Records from a data source:

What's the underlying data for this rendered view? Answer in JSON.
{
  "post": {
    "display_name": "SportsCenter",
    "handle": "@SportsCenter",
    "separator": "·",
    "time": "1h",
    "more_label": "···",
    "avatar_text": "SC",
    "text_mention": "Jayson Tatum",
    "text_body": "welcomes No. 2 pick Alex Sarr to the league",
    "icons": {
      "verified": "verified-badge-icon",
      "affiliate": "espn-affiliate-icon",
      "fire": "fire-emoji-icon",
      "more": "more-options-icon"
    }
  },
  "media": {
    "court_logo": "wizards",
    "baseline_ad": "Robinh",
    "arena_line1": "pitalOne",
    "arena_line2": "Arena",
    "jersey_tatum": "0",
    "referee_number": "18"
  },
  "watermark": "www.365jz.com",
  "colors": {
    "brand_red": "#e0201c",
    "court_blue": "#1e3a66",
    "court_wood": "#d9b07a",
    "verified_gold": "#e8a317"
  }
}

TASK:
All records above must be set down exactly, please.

FINAL ANSWER:
What's the underlying data for this rendered view? Answer in JSON.
{
  "post": {
    "display_name": "SportsCenter",
    "handle": "@SportsCenter",
    "separator": "·",
    "time": "1h",
    "more_label": "···",
    "avatar_text": "SC",
    "text_mention": "Jayson Tatum",
    "text_body": "welcomes No. 2 pick Alex Sarr to the league",
    "icons": {
      "verified": "verified-badge-icon",
      "affiliate": "espn-affiliate-icon",
      "fire": "fire-emoji-icon",
      "more": "more-options-icon"
    }
  },
  "media": {
    "court_logo": "wizards",
    "baseline_ad": "Robinh",
    "arena_line1": "pitalOne",
    "arena_line2": "Arena",
    "jersey_tatum": "0",
    "referee_number": "18"
  },
  "watermark": "www.365jz.com",
  "colors": {
    "brand_red": "#e0201c",
    "court_blue": "#1e3a66",
    "court_wood": "#d9b07a",
    "verified_gold": "#e8a317"
  }
}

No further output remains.